### Work order
Each entry shown below is to be reproduced exactly.

### Data section
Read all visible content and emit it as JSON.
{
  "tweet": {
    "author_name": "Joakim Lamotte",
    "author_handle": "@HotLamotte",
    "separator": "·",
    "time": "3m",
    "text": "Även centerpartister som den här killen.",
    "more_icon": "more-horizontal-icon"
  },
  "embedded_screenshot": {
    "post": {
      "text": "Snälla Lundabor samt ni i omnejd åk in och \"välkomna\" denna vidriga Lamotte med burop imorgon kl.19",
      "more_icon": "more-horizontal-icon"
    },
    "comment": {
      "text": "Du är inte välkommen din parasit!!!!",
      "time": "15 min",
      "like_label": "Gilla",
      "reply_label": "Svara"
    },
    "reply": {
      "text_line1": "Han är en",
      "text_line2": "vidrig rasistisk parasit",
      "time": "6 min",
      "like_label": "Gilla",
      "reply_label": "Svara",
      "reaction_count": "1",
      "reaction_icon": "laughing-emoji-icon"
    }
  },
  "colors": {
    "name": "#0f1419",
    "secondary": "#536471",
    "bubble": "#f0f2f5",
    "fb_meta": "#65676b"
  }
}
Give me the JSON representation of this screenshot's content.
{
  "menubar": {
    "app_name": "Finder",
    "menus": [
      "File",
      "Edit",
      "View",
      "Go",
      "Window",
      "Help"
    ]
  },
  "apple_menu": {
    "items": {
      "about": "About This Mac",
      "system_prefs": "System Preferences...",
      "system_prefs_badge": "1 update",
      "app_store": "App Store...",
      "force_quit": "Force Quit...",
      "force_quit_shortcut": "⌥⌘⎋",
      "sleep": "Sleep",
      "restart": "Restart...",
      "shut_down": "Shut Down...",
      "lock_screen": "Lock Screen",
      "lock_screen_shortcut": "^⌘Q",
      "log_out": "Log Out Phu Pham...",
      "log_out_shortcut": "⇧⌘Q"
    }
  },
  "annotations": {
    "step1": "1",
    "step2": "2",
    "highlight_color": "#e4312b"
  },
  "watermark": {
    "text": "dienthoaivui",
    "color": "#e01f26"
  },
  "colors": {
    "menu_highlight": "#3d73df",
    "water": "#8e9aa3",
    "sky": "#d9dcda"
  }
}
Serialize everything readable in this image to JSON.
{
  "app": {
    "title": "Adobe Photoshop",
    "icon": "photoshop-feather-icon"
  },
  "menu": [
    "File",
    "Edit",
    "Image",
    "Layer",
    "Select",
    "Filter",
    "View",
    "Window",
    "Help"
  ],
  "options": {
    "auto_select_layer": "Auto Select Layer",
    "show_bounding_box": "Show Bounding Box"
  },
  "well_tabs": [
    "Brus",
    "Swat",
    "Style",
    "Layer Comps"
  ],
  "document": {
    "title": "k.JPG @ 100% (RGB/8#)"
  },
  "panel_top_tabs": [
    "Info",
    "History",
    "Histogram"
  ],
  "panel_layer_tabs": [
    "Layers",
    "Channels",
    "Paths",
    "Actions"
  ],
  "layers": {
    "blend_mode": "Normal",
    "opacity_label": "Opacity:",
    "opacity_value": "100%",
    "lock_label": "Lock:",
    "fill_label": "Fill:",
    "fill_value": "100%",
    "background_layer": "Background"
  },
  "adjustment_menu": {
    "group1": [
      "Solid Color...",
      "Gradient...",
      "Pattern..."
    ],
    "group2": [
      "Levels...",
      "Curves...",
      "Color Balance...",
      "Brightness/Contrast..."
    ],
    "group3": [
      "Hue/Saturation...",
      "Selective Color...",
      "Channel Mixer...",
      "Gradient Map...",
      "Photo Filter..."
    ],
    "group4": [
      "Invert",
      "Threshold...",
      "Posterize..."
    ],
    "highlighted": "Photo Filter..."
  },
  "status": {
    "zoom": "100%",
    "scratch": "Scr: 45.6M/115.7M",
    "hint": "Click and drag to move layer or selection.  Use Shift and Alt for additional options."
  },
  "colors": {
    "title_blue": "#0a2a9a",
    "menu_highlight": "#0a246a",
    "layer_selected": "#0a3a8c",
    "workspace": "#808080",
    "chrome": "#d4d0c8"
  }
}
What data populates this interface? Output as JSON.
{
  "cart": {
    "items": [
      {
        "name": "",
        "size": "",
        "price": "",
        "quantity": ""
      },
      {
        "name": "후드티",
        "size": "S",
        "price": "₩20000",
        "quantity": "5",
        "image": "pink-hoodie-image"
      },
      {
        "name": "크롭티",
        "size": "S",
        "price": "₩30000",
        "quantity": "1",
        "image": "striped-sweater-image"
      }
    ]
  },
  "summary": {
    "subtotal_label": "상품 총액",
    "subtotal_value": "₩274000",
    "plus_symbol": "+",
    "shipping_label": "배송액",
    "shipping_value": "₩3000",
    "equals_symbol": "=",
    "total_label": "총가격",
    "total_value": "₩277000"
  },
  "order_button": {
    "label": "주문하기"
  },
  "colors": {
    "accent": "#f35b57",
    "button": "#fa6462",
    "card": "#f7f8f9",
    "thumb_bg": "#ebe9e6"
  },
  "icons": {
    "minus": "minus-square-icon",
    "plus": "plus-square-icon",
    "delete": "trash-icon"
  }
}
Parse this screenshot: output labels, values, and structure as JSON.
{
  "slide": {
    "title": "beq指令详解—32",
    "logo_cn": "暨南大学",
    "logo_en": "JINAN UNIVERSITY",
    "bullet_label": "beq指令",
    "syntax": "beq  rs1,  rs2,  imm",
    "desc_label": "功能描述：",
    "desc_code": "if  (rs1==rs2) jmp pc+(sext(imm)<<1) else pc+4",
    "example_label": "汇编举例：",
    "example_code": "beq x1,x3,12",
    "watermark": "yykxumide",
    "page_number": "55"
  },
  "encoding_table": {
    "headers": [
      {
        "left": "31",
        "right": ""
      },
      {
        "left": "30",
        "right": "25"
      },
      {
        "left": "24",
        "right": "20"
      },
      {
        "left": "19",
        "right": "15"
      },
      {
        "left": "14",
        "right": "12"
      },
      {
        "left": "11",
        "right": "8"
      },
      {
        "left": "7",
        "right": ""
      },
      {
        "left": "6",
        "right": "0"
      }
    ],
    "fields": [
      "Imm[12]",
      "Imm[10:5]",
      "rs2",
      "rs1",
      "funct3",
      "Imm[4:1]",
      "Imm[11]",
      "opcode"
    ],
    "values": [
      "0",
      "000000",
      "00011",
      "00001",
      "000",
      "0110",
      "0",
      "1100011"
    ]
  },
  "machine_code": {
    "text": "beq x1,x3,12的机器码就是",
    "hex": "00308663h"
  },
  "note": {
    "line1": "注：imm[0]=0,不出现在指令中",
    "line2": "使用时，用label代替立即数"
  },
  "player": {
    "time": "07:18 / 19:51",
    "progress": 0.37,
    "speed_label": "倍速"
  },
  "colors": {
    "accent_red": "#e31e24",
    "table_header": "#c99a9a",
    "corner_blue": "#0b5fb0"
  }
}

### Result for this exercise
Read all visible content and emit it as JSON.
{
  "tweet": {
    "author_name": "Joakim Lamotte",
    "author_handle": "@HotLamotte",
    "separator": "·",
    "time": "3m",
    "text": "Även centerpartister som den här killen.",
    "more_icon": "more-horizontal-icon"
  },
  "embedded_screenshot": {
    "post": {
      "text": "Snälla Lundabor samt ni i omnejd åk in och \"välkomna\" denna vidriga Lamotte med burop imorgon kl.19",
      "more_icon": "more-horizontal-icon"
    },
    "comment": {
      "text": "Du är inte välkommen din parasit!!!!",
      "time": "15 min",
      "like_label": "Gilla",
      "reply_label": "Svara"
    },
    "reply": {
      "text_line1": "Han är en",
      "text_line2": "vidrig rasistisk parasit",
      "time": "6 min",
      "like_label": "Gilla",
      "reply_label": "Svara",
      "reaction_count": "1",
      "reaction_icon": "laughing-emoji-icon"
    }
  },
  "colors": {
    "name": "#0f1419",
    "secondary": "#536471",
    "bubble": "#f0f2f5",
    "fb_meta": "#65676b"
  }
}
Give me the JSON representation of this screenshot's content.
{
  "menubar": {
    "app_name": "Finder",
    "menus": [
      "File",
      "Edit",
      "View",
      "Go",
      "Window",
      "Help"
    ]
  },
  "apple_menu": {
    "items": {
      "about": "About This Mac",
      "system_prefs": "System Preferences...",
      "system_prefs_badge": "1 update",
      "app_store": "App Store...",
      "force_quit": "Force Quit...",
      "force_quit_shortcut": "⌥⌘⎋",
      "sleep": "Sleep",
      "restart": "Restart...",
      "shut_down": "Shut Down...",
      "lock_screen": "Lock Screen",
      "lock_screen_shortcut": "^⌘Q",
      "log_out": "Log Out Phu Pham...",
      "log_out_shortcut": "⇧⌘Q"
    }
  },
  "annotations": {
    "step1": "1",
    "step2": "2",
    "highlight_color": "#e4312b"
  },
  "watermark": {
    "text": "dienthoaivui",
    "color": "#e01f26"
  },
  "colors": {
    "menu_highlight": "#3d73df",
    "water": "#8e9aa3",
    "sky": "#d9dcda"
  }
}
Serialize everything readable in this image to JSON.
{
  "app": {
    "title": "Adobe Photoshop",
    "icon": "photoshop-feather-icon"
  },
  "menu": [
    "File",
    "Edit",
    "Image",
    "Layer",
    "Select",
    "Filter",
    "View",
    "Window",
    "Help"
  ],
  "options": {
    "auto_select_layer": "Auto Select Layer",
    "show_bounding_box": "Show Bounding Box"
  },
  "well_tabs": [
    "Brus",
    "Swat",
    "Style",
    "Layer Comps"
  ],
  "document": {
    "title": "k.JPG @ 100% (RGB/8#)"
  },
  "panel_top_tabs": [
    "Info",
    "History",
    "Histogram"
  ],
  "panel_layer_tabs": [
    "Layers",
    "Channels",
    "Paths",
    "Actions"
  ],
  "layers": {
    "blend_mode": "Normal",
    "opacity_label": "Opacity:",
    "opacity_value": "100%",
    "lock_label": "Lock:",
    "fill_label": "Fill:",
    "fill_value": "100%",
    "background_layer": "Background"
  },
  "adjustment_menu": {
    "group1": [
      "Solid Color...",
      "Gradient...",
      "Pattern..."
    ],
    "group2": [
      "Levels...",
      "Curves...",
      "Color Balance...",
      "Brightness/Contrast..."
    ],
    "group3": [
      "Hue/Saturation...",
      "Selective Color...",
      "Channel Mixer...",
      "Gradient Map...",
      "Photo Filter..."
    ],
    "group4": [
      "Invert",
      "Threshold...",
      "Posterize..."
    ],
    "highlighted": "Photo Filter..."
  },
  "status": {
    "zoom": "100%",
    "scratch": "Scr: 45.6M/115.7M",
    "hint": "Click and drag to move layer or selection.  Use Shift and Alt for additional options."
  },
  "colors": {
    "title_blue": "#0a2a9a",
    "menu_highlight": "#0a246a",
    "layer_selected": "#0a3a8c",
    "workspace": "#808080",
    "chrome": "#d4d0c8"
  }
}
What data populates this interface? Output as JSON.
{
  "cart": {
    "items": [
      {
        "name": "",
        "size": "",
        "price": "",
        "quantity": ""
      },
      {
        "name": "후드티",
        "size": "S",
        "price": "₩20000",
        "quantity": "5",
        "image": "pink-hoodie-image"
      },
      {
        "name": "크롭티",
        "size": "S",
        "price": "₩30000",
        "quantity": "1",
        "image": "striped-sweater-image"
      }
    ]
  },
  "summary": {
    "subtotal_label": "상품 총액",
    "subtotal_value": "₩274000",
    "plus_symbol": "+",
    "shipping_label": "배송액",
    "shipping_value": "₩3000",
    "equals_symbol": "=",
    "total_label": "총가격",
    "total_value": "₩277000"
  },
  "order_button": {
    "label": "주문하기"
  },
  "colors": {
    "accent": "#f35b57",
    "button": "#fa6462",
    "card": "#f7f8f9",
    "thumb_bg": "#ebe9e6"
  },
  "icons": {
    "minus": "minus-square-icon",
    "plus": "plus-square-icon",
    "delete": "trash-icon"
  }
}
Parse this screenshot: output labels, values, and structure as JSON.
{
  "slide": {
    "title": "beq指令详解—32",
    "logo_cn": "暨南大学",
    "logo_en": "JINAN UNIVERSITY",
    "bullet_label": "beq指令",
    "syntax": "beq  rs1,  rs2,  imm",
    "desc_label": "功能描述：",
    "desc_code": "if  (rs1==rs2) jmp pc+(sext(imm)<<1) else pc+4",
    "example_label": "汇编举例：",
    "example_code": "beq x1,x3,12",
    "watermark": "yykxumide",
    "page_number": "55"
  },
  "encoding_table": {
    "headers": [
      {
        "left": "31",
        "right": ""
      },
      {
        "left": "30",
        "right": "25"
      },
      {
        "left": "24",
        "right": "20"
      },
      {
        "left": "19",
        "right": "15"
      },
      {
        "left": "14",
        "right": "12"
      },
      {
        "left": "11",
        "right": "8"
      },
      {
        "left": "7",
        "right": ""
      },
      {
        "left": "6",
        "right": "0"
      }
    ],
    "fields": [
      "Imm[12]",
      "Imm[10:5]",
      "rs2",
      "rs1",
      "funct3",
      "Imm[4:1]",
      "Imm[11]",
      "opcode"
    ],
    "values": [
      "0",
      "000000",
      "00011",
      "00001",
      "000",
      "0110",
      "0",
      "1100011"
    ]
  },
  "machine_code": {
    "text": "beq x1,x3,12的机器码就是",
    "hex": "00308663h"
  },
  "note": {
    "line1": "注：imm[0]=0,不出现在指令中",
    "line2": "使用时，用label代替立即数"
  },
  "player": {
    "time": "07:18 / 19:51",
    "progress": 0.37,
    "speed_label": "倍速"
  },
  "colors": {
    "accent_red": "#e31e24",
    "table_header": "#c99a9a",
    "corner_blue": "#0b5fb0"
  }
}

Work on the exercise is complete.